Players' loved ones had much the same reaction. "My mother even called," says SuperSonics forward Michael Cage. "She was crying, 'Michael, have you been tested? How did the test come out? Are you O.K.? Are there any other players who have tested positive?' "
Might athletes actually begin to reassess their sexual habits? Well, some may. "What happened to Johnson has opened my eyes in a major, major way," says Mike Lodish, a nosetackle with the Bills, "to the point of my considering becoming celibate until I choose to get married."
Says Atlanta Falcon wide receiver Andre Rison, "I think maybe there was too much going on. The Lord decided to stick a sense of urgency into this thing. I guess He just needed a hell of a good man to get the message across."
"Hell yes, the players are worried," says another pro athlete, a prominent NBA player. "The groupies scene is as alive as ever. There are nightclubs in certain cities where there are always women looking for athletes: Atlanta, Dallas and Salt Lake City. The Forum Club in L.A. I know cases where women have sat outside the arena with the hood of their car up, like they had car trouble, and tried to get a certain player to help them. If he doesn't, they follow him home. Now that's temptation."
"We don't even have to try," says Phoenix Sun guard Kevin Johnson. "We come into town, and the women come out in force. They know who we are, how much money we make. They throw themselves at us. They call the hotel, they follow the bus, they meet us at the airports. The women hover and wait to try to get you."
Often it is the same women, time and again. "I see the same ones hanging around now that I saw five years ago," says Chicago Bulls forward Horace Grant. "They're passed down from rookie to rookie. Once you've been around the league a while, you know their act."

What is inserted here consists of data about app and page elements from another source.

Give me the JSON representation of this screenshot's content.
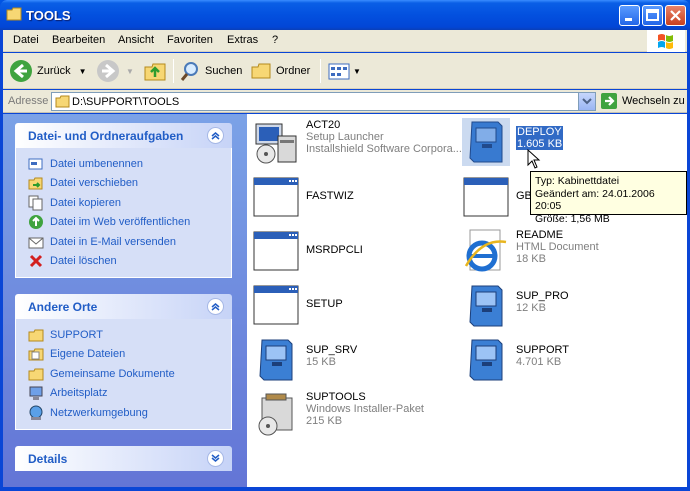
{
  "window": {
    "title": "TOOLS"
  },
  "menu": [
    "Datei",
    "Bearbeiten",
    "Ansicht",
    "Favoriten",
    "Extras",
    "?"
  ],
  "toolbar": {
    "back": "Zurück",
    "search": "Suchen",
    "folders": "Ordner"
  },
  "address": {
    "label": "Adresse",
    "path": "D:\\SUPPORT\\TOOLS",
    "go": "Wechseln zu"
  },
  "file_tasks": {
    "title": "Datei- und Ordneraufgaben",
    "items": [
      {
        "label": "Datei umbenennen",
        "icon": "rename-icon"
      },
      {
        "label": "Datei verschieben",
        "icon": "move-icon"
      },
      {
        "label": "Datei kopieren",
        "icon": "copy-icon"
      },
      {
        "label": "Datei im Web veröffentlichen",
        "icon": "publish-web-icon"
      },
      {
        "label": "Datei in E-Mail versenden",
        "icon": "email-icon"
      },
      {
        "label": "Datei löschen",
        "icon": "delete-icon"
      }
    ]
  },
  "other_places": {
    "title": "Andere Orte",
    "items": [
      {
        "label": "SUPPORT",
        "icon": "folder-icon"
      },
      {
        "label": "Eigene Dateien",
        "icon": "my-documents-icon"
      },
      {
        "label": "Gemeinsame Dokumente",
        "icon": "shared-documents-icon"
      },
      {
        "label": "Arbeitsplatz",
        "icon": "my-computer-icon"
      },
      {
        "label": "Netzwerkumgebung",
        "icon": "network-icon"
      }
    ]
  },
  "details": {
    "title": "Details"
  },
  "files": [
    {
      "name": "ACT20",
      "line2": "Setup Launcher",
      "line3": "Installshield Software Corpora...",
      "icon": "installer-icon"
    },
    {
      "name": "DEPLOY",
      "line2": "1.605 KB",
      "line3": "",
      "icon": "cabinet-icon",
      "selected": true
    },
    {
      "name": "FASTWIZ",
      "line2": "",
      "line3": "",
      "icon": "application-window-icon"
    },
    {
      "name": "GBU",
      "line2": "",
      "line3": "",
      "icon": "application-window-icon"
    },
    {
      "name": "MSRDPCLI",
      "line2": "",
      "line3": "",
      "icon": "application-window-icon"
    },
    {
      "name": "README",
      "line2": "HTML Document",
      "line3": "18 KB",
      "icon": "internet-explorer-icon"
    },
    {
      "name": "SETUP",
      "line2": "",
      "line3": "",
      "icon": "application-window-icon"
    },
    {
      "name": "SUP_PRO",
      "line2": "12 KB",
      "line3": "",
      "icon": "cabinet-icon"
    },
    {
      "name": "SUP_SRV",
      "line2": "15 KB",
      "line3": "",
      "icon": "cabinet-icon"
    },
    {
      "name": "SUPPORT",
      "line2": "4.701 KB",
      "line3": "",
      "icon": "cabinet-icon"
    },
    {
      "name": "SUPTOOLS",
      "line2": "Windows Installer-Paket",
      "line3": "215 KB",
      "icon": "msi-package-icon"
    }
  ],
  "tooltip": {
    "type": "Typ: Kabinettdatei",
    "changed": "Geändert am: 24.01.2006 20:05",
    "size": "Größe: 1,56 MB"
  }
}
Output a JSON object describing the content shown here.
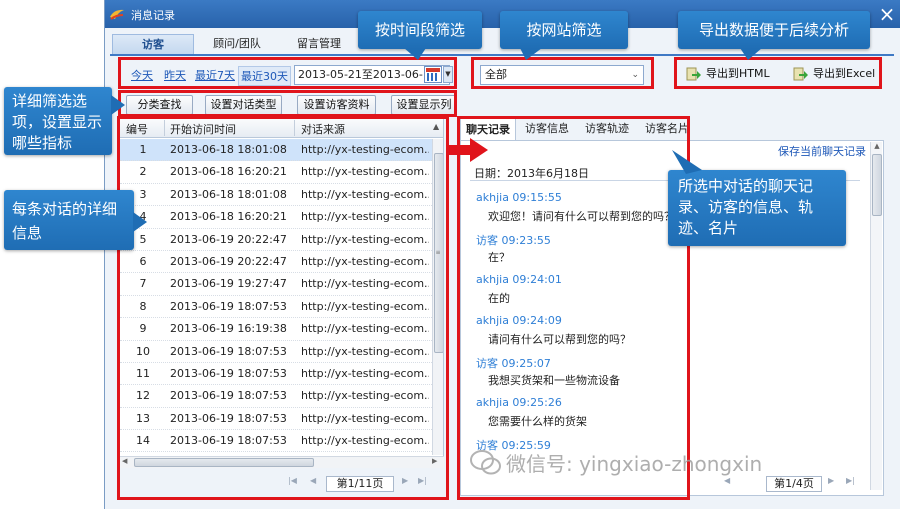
{
  "window": {
    "title": "消息记录",
    "close": "×"
  },
  "main_tabs": [
    {
      "label": "访客",
      "active": true
    },
    {
      "label": "顾问/团队",
      "active": false
    },
    {
      "label": "留言管理",
      "active": false
    }
  ],
  "filters": {
    "ranges": [
      "今天",
      "昨天",
      "最近7天",
      "最近30天"
    ],
    "selected_range": "最近30天",
    "date_range": "2013-05-21至2013-06-19",
    "site_select": "全部",
    "export_html": "导出到HTML",
    "export_excel": "导出到Excel"
  },
  "tool_buttons": [
    "分类查找",
    "设置对话类型",
    "设置访客资料",
    "设置显示列"
  ],
  "table": {
    "headers": [
      "编号",
      "开始访问时间",
      "对话来源"
    ],
    "rows": [
      {
        "num": "1",
        "time": "2013-06-18 18:01:08",
        "source": "http://yx-testing-ecom...",
        "selected": true
      },
      {
        "num": "2",
        "time": "2013-06-18 16:20:21",
        "source": "http://yx-testing-ecom..."
      },
      {
        "num": "3",
        "time": "2013-06-18 18:01:08",
        "source": "http://yx-testing-ecom..."
      },
      {
        "num": "4",
        "time": "2013-06-18 16:20:21",
        "source": "http://yx-testing-ecom..."
      },
      {
        "num": "5",
        "time": "2013-06-19 20:22:47",
        "source": "http://yx-testing-ecom..."
      },
      {
        "num": "6",
        "time": "2013-06-19 20:22:47",
        "source": "http://yx-testing-ecom..."
      },
      {
        "num": "7",
        "time": "2013-06-19 19:27:47",
        "source": "http://yx-testing-ecom..."
      },
      {
        "num": "8",
        "time": "2013-06-19 18:07:53",
        "source": "http://yx-testing-ecom..."
      },
      {
        "num": "9",
        "time": "2013-06-19 16:19:38",
        "source": "http://yx-testing-ecom..."
      },
      {
        "num": "10",
        "time": "2013-06-19 18:07:53",
        "source": "http://yx-testing-ecom..."
      },
      {
        "num": "11",
        "time": "2013-06-19 18:07:53",
        "source": "http://yx-testing-ecom..."
      },
      {
        "num": "12",
        "time": "2013-06-19 18:07:53",
        "source": "http://yx-testing-ecom..."
      },
      {
        "num": "13",
        "time": "2013-06-19 18:07:53",
        "source": "http://yx-testing-ecom..."
      },
      {
        "num": "14",
        "time": "2013-06-19 18:07:53",
        "source": "http://yx-testing-ecom..."
      }
    ],
    "pager": "第1/11页"
  },
  "chat": {
    "tabs": [
      "聊天记录",
      "访客信息",
      "访客轨迹",
      "访客名片"
    ],
    "active_tab": "聊天记录",
    "save_link": "保存当前聊天记录",
    "date": "日期：2013年6月18日",
    "messages": [
      {
        "head": "akhjia 09:15:55",
        "body": "欢迎您！请问有什么可以帮到您的吗？"
      },
      {
        "head": "访客 09:23:55",
        "body": "在？"
      },
      {
        "head": "akhjia 09:24:01",
        "body": "在的"
      },
      {
        "head": "akhjia 09:24:09",
        "body": "请问有什么可以帮到您的吗？"
      },
      {
        "head": "访客 09:25:07",
        "body": "我想买货架和一些物流设备"
      },
      {
        "head": "akhjia 09:25:26",
        "body": "您需要什么样的货架"
      },
      {
        "head": "访客 09:25:59",
        "body": ""
      }
    ],
    "pager": "第1/4页",
    "name_color": "#2f7fd6"
  },
  "callouts": {
    "time_filter": "按时间段筛选",
    "site_filter": "按网站筛选",
    "export": "导出数据便于后续分析",
    "detail_filter": "详细筛选选项，设置显示哪些指标",
    "each_dialog": "每条对话的详细信息",
    "chat_detail": "所选中对话的聊天记录、访客的信息、轨迹、名片"
  },
  "watermark": "微信号: yingxiao-zhongxin",
  "colors": {
    "accent": "#e0141b",
    "callout": "#2677c2",
    "titlebar": "#2f6cb5"
  }
}
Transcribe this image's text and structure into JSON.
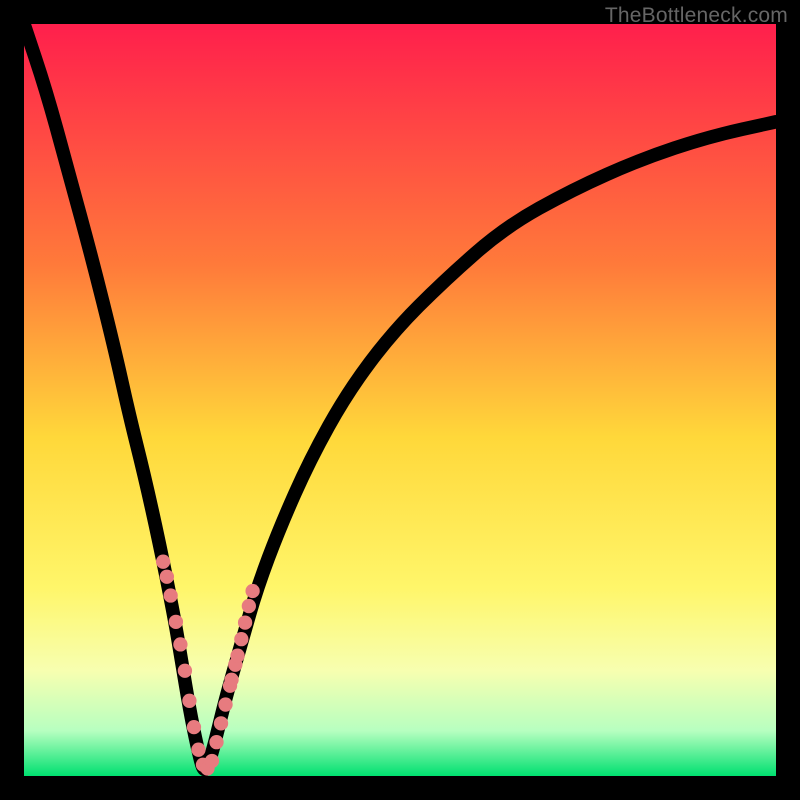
{
  "watermark": "TheBottleneck.com",
  "colors": {
    "frame": "#000000",
    "gradient_stops": [
      {
        "offset": 0.0,
        "color": "#ff1f4c"
      },
      {
        "offset": 0.32,
        "color": "#ff7a3a"
      },
      {
        "offset": 0.55,
        "color": "#ffd83a"
      },
      {
        "offset": 0.75,
        "color": "#fff66a"
      },
      {
        "offset": 0.86,
        "color": "#f7ffb0"
      },
      {
        "offset": 0.94,
        "color": "#b7ffc0"
      },
      {
        "offset": 1.0,
        "color": "#00e070"
      }
    ],
    "curve": "#000000",
    "marker": "#e77b7f"
  },
  "chart_data": {
    "type": "line",
    "title": "",
    "xlabel": "",
    "ylabel": "",
    "xlim": [
      0,
      100
    ],
    "ylim": [
      0,
      100
    ],
    "x_min_at": 24,
    "series": [
      {
        "name": "bottleneck-curve",
        "x": [
          0,
          3,
          6,
          9,
          12,
          14,
          16,
          18,
          20,
          21,
          22,
          23,
          24,
          25,
          26,
          27,
          29,
          31,
          34,
          38,
          43,
          49,
          56,
          64,
          73,
          82,
          91,
          100
        ],
        "values": [
          100,
          91,
          80,
          69,
          57,
          48,
          40,
          31,
          21,
          15,
          9,
          4,
          0,
          3,
          7,
          11,
          18,
          25,
          33,
          42,
          51,
          59,
          66,
          73,
          78,
          82,
          85,
          87
        ]
      }
    ],
    "markers": {
      "name": "highlight-points",
      "x": [
        18.5,
        19.0,
        19.5,
        20.2,
        20.8,
        21.4,
        22.0,
        22.6,
        23.2,
        23.8,
        24.4,
        25.0,
        25.6,
        26.2,
        26.8,
        27.4,
        27.6,
        28.1,
        28.4,
        28.9,
        29.4,
        29.9,
        30.4
      ],
      "values": [
        28.5,
        26.5,
        24.0,
        20.5,
        17.5,
        14.0,
        10.0,
        6.5,
        3.5,
        1.5,
        1.0,
        2.0,
        4.5,
        7.0,
        9.5,
        12.0,
        12.8,
        14.8,
        16.0,
        18.2,
        20.4,
        22.6,
        24.6
      ]
    }
  }
}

"I remember one time we were talking in the locker room, and the name of a woman from Seattle came up," says an NBA player in the Eastern Conference. "Another player overheard it and said, 'Wait a minute, you know her?' And a third player said, 'You know her too?' Three different guys, and they'd all heard the same lines from her."
Only three? How about the woman whom the Los Angeles Times wrote about last week who was said to have invited a pro basketball player back to her home on the condition that he give her a pair of autographed sneakers. When the player complied, he found approximately 100 other pairs of sneakers in her closet that had also been autographed by NBA players.